Biney’s  faction noted that the action by supporters of the two suspended officials constitutes a breach of Article 5 of the party’s constitution. 

Article 5, according to the Biney faction, provides that all executive committee meetings and national conventions are called and presided over by the national chairman. 

The faction also stated that Section  6 of the article  provides that all citations for meeting be duly authorized by the Secretary General of the party. 

“None of these constitutional requirements were obtained to qualify the meeting as being an NEC meeting,” the Biney faction said in its release.

The release was signed by Alexander O. Shannon, the party’s Assistant Secretary General and Charlyne A. Taylor, Vice Chair for inter-party Affairs, and approved by Biney as Chairman.

This latest rivalry, spurred by such disagreement, would have a far-reaching effect with barely eight months to the presidential and legislative elections.

The CDC has been grappling with disunity among its ranks, especially with the NPP and the Liberia People Democratic Party (LPDP), who feel dissatisfied with the manner in which the coalition is being handled.

The LPDP, headed by former House Speaker Alex Tyler, has been reluctant to recommit itself to the CDC on grounds that the party has been ostracized since the coalition won the election six years ago.

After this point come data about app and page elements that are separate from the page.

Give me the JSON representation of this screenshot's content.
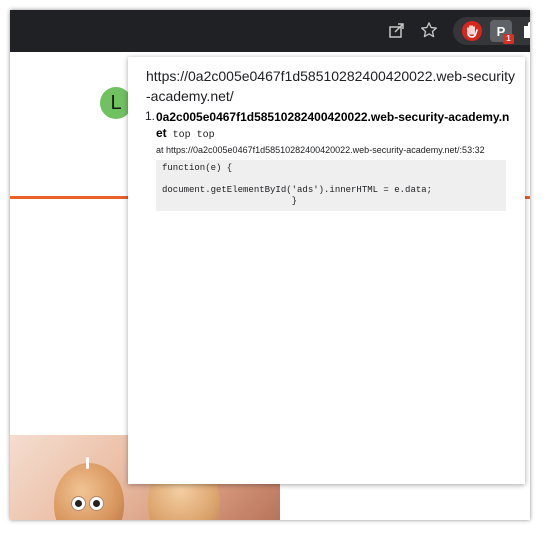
{
  "browser": {
    "extensions": {
      "badge_count": "1",
      "ext_letter": "P",
      "icons": [
        "share-icon",
        "star-icon",
        "ublock-icon",
        "extension-icon",
        "puzzle-icon"
      ]
    }
  },
  "page": {
    "avatar_letter": "L",
    "accent_color": "#e9602b"
  },
  "popup": {
    "url": "https://0a2c005e0467f1d58510282400420022.web-security-academy.net/",
    "messages": [
      {
        "index": "1.",
        "origin": "0a2c005e0467f1d58510282400420022.web-security-academy.net",
        "tags": "top top",
        "location": "at https://0a2c005e0467f1d58510282400420022.web-security-academy.net/:53:32",
        "code": "function(e) {\n\ndocument.getElementById('ads').innerHTML = e.data;\n                        }"
      }
    ]
  }
}
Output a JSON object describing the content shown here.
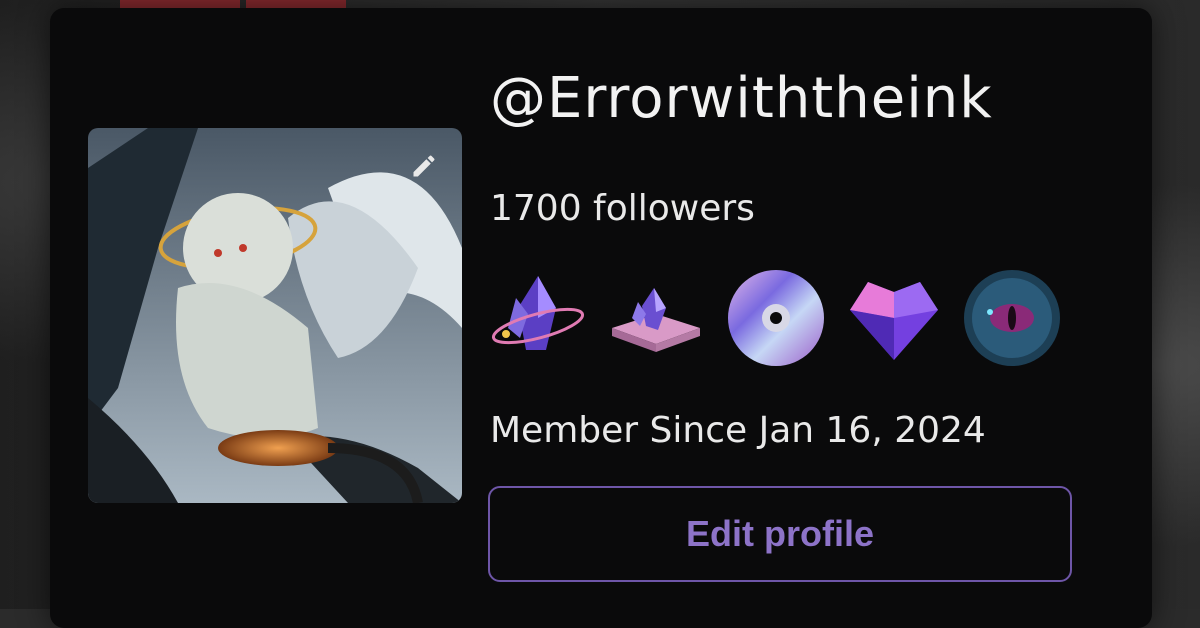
{
  "profile": {
    "username": "@Errorwiththeink",
    "followers": "1700 followers",
    "member_since": "Member Since Jan 16, 2024",
    "edit_button_label": "Edit profile"
  },
  "badges": [
    {
      "icon": "crystal-orbit-icon"
    },
    {
      "icon": "crystal-book-icon"
    },
    {
      "icon": "holographic-disc-icon"
    },
    {
      "icon": "gem-heart-icon"
    },
    {
      "icon": "eye-orb-icon"
    }
  ],
  "colors": {
    "card_bg": "#0a0a0b",
    "accent": "#8d73c8",
    "accent_border": "#6e56a8",
    "text": "#e9e9e9"
  }
}
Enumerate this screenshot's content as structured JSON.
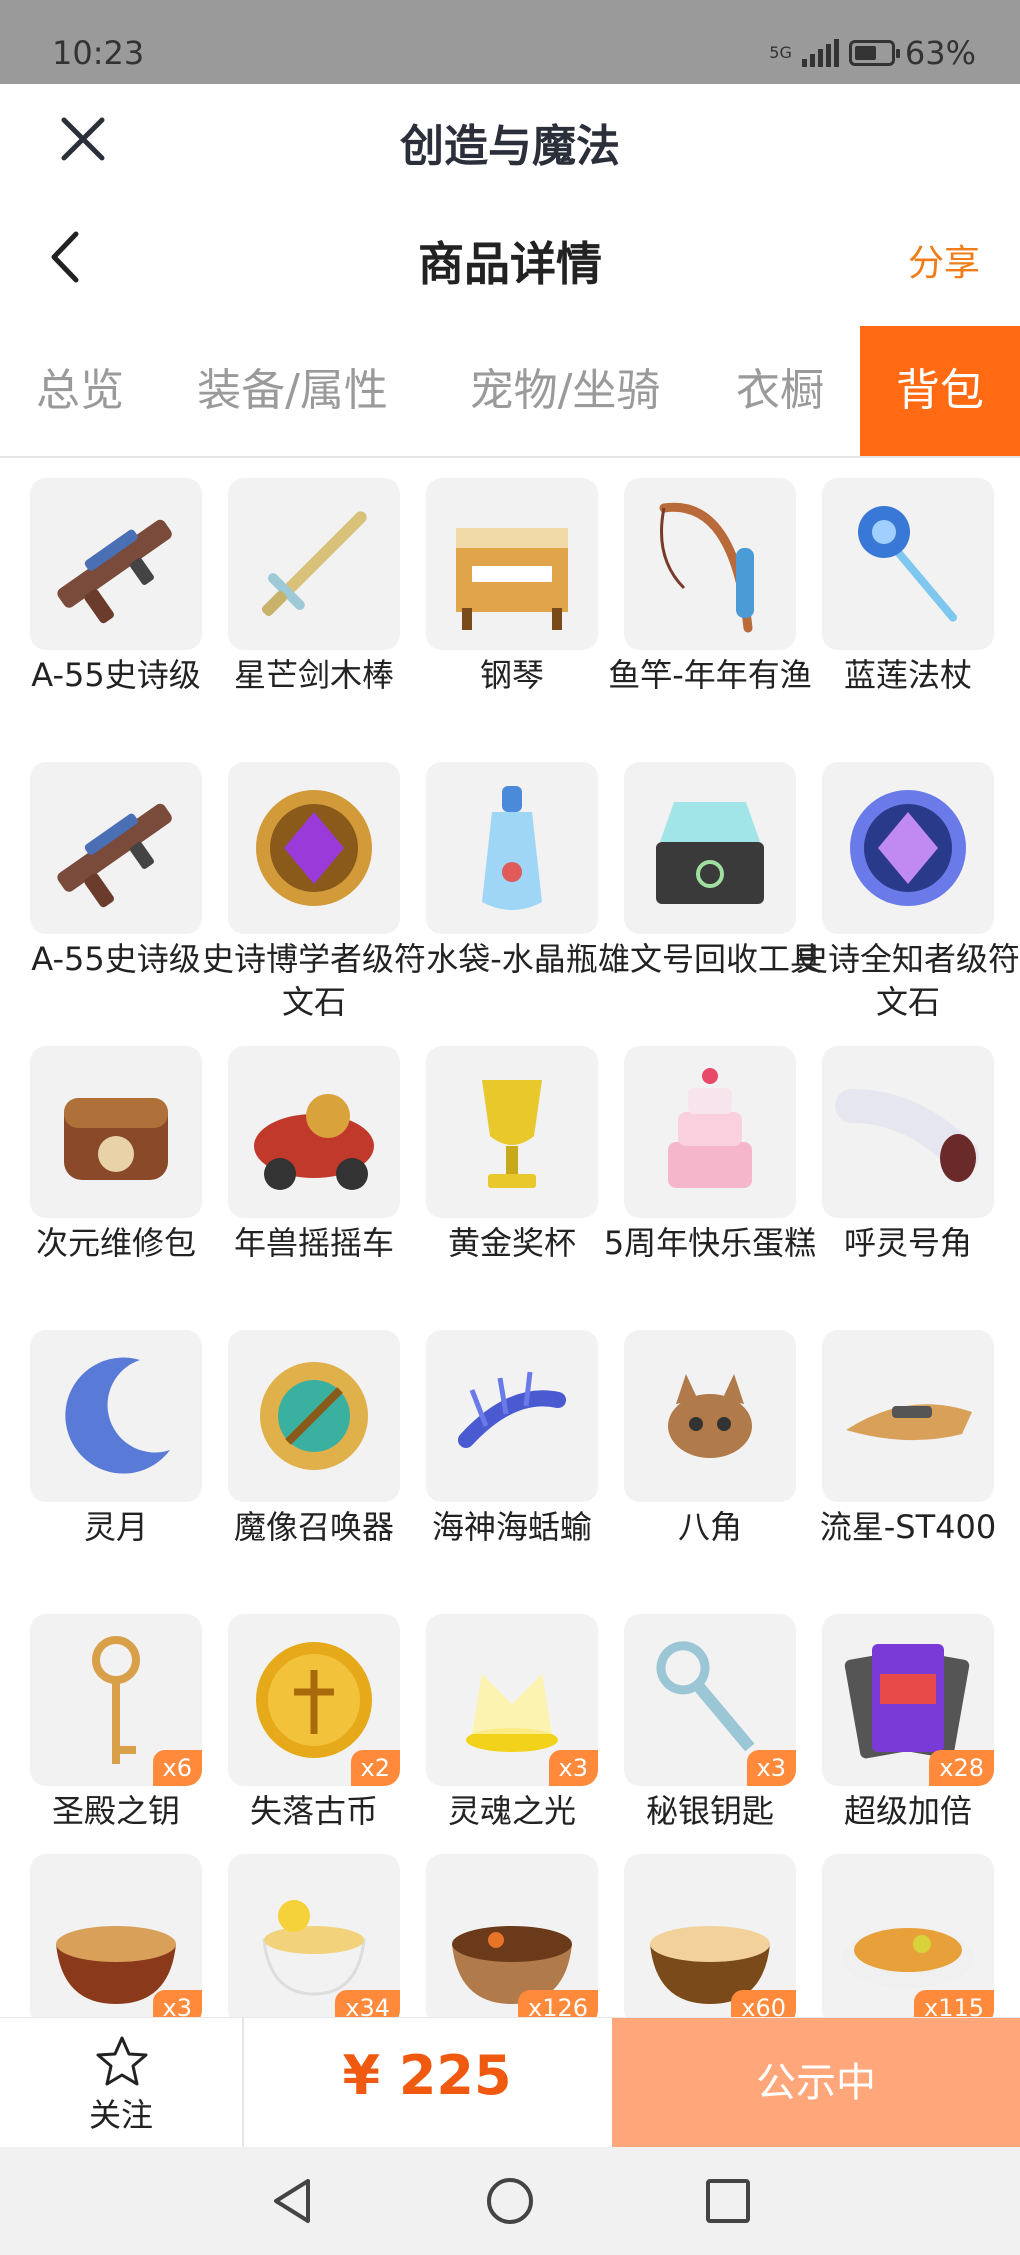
{
  "status": {
    "time": "10:23",
    "network": "5G",
    "battery": "63%",
    "battery_level": 0.63
  },
  "app": {
    "title": "创造与魔法"
  },
  "nav": {
    "title": "商品详情",
    "share": "分享"
  },
  "tabs": [
    {
      "label": "总览",
      "active": false
    },
    {
      "label": "装备/属性",
      "active": false
    },
    {
      "label": "宠物/坐骑",
      "active": false
    },
    {
      "label": "衣橱",
      "active": false
    },
    {
      "label": "背包",
      "active": true
    }
  ],
  "items": [
    {
      "name": "A-55史诗级",
      "icon": "rifle-icon",
      "qty": ""
    },
    {
      "name": "星芒剑木棒",
      "icon": "sword-icon",
      "qty": ""
    },
    {
      "name": "钢琴",
      "icon": "piano-icon",
      "qty": ""
    },
    {
      "name": "鱼竿-年年有渔",
      "icon": "fishing-rod-icon",
      "qty": ""
    },
    {
      "name": "蓝莲法杖",
      "icon": "staff-icon",
      "qty": ""
    },
    {
      "name": "A-55史诗级",
      "icon": "rifle-icon",
      "qty": ""
    },
    {
      "name": "史诗博学者级符文石",
      "icon": "rune-stone-purple-icon",
      "qty": ""
    },
    {
      "name": "水袋-水晶瓶",
      "icon": "crystal-bottle-icon",
      "qty": ""
    },
    {
      "name": "雄文号回收工具",
      "icon": "recycle-box-icon",
      "qty": ""
    },
    {
      "name": "史诗全知者级符文石",
      "icon": "rune-stone-blue-icon",
      "qty": ""
    },
    {
      "name": "次元维修包",
      "icon": "repair-bag-icon",
      "qty": ""
    },
    {
      "name": "年兽摇摇车",
      "icon": "rocking-car-icon",
      "qty": ""
    },
    {
      "name": "黄金奖杯",
      "icon": "trophy-icon",
      "qty": ""
    },
    {
      "name": "5周年快乐蛋糕",
      "icon": "cake-icon",
      "qty": ""
    },
    {
      "name": "呼灵号角",
      "icon": "horn-icon",
      "qty": ""
    },
    {
      "name": "灵月",
      "icon": "moon-icon",
      "qty": ""
    },
    {
      "name": "魔像召唤器",
      "icon": "golem-summoner-icon",
      "qty": ""
    },
    {
      "name": "海神海蛞蝓",
      "icon": "sea-slug-icon",
      "qty": ""
    },
    {
      "name": "八角",
      "icon": "creature-icon",
      "qty": ""
    },
    {
      "name": "流星-ST400",
      "icon": "hover-bike-icon",
      "qty": ""
    },
    {
      "name": "圣殿之钥",
      "icon": "golden-key-icon",
      "qty": "x6"
    },
    {
      "name": "失落古币",
      "icon": "gold-coin-icon",
      "qty": "x2"
    },
    {
      "name": "灵魂之光",
      "icon": "soul-light-icon",
      "qty": "x3"
    },
    {
      "name": "秘银钥匙",
      "icon": "silver-key-icon",
      "qty": "x3"
    },
    {
      "name": "超级加倍",
      "icon": "card-pack-icon",
      "qty": "x28"
    },
    {
      "name": "",
      "icon": "soup-bowl-icon",
      "qty": "x3"
    },
    {
      "name": "",
      "icon": "tea-cup-icon",
      "qty": "x34"
    },
    {
      "name": "",
      "icon": "stew-bowl-icon",
      "qty": "x126"
    },
    {
      "name": "",
      "icon": "porridge-bowl-icon",
      "qty": "x60"
    },
    {
      "name": "",
      "icon": "gratin-dish-icon",
      "qty": "x115"
    }
  ],
  "bottom": {
    "follow": "关注",
    "price": "¥ 225",
    "status": "公示中"
  },
  "colors": {
    "accent": "#ff6a13",
    "price": "#f05a10",
    "status_button": "#ffa77a",
    "share": "#f07d1a"
  }
}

The two constituent parties believe they have never been given the due recognition and have often been downplayed in the governance process evidenced by the failure of Pres. George Weah to appoint members of these parties to prominent government positions.

“The coalition is fractured, and no level of pretense can make things look alright when they are not,” Biney said at a press conference last year.

“Majority members of the CDC, with the exception of the Weah faction, are not satisfied. We, the NPP people, are not happy and I’m also hearing that the LPDP are even angrier than us,” Biney said. “So how can this coalition hold? It is not possible.”

The ruling coalition’s internal friction has been ongoing for some time now, but became more pronounced in Febuary, when the ruling coalition hosted its “One Million Rally” for the reelection and renomination of Weah.

On the day of the rally, which was Feb. 4, Biney and his faction boycotted. However, Taylor and her faction attended and, three days later, signed a new framework document with the Congress for Democratic Change (CDC), and  the Liberia People Democratic Party (LPDP) in the absence of Tyler, the party’s political leader who claimed to not be in the know.

It was Tyler’s party’s Chairman, Moses Kollie, who signed the document, claiming it met the approval of two-thirds membership of the executive committee. 

Taylor had signed the framework document despite calls from some counties and district coordinators of the party for her not to do so. The disenchanted coordinators made the plea days before the President's re-nomination ceremony — urging both her and chairman Biney to boycott the event.

With Biney having heeded their call,  the Vice President of Liberia, who is the Coalition’s standard bearer, did not.

Meanwhile, the Biney faction of the NPP noted in its statement on Sunday that VP Taylor and Mulbah’s action to have convened a kangaroo executive committee meeting over the weekend also represents defiance of a recent ruling handed down by the Supreme Court.

Taylor’s past scripts of convening what she referred to as executive committee meetings were prohibited by the Supreme Court.

The court also held that all NEC meetings conducted outside of the process and procedures laid down in the party’s constitution were illegal, unconstitutional, and illegitimate and decisions therefrom are illegal and reversible.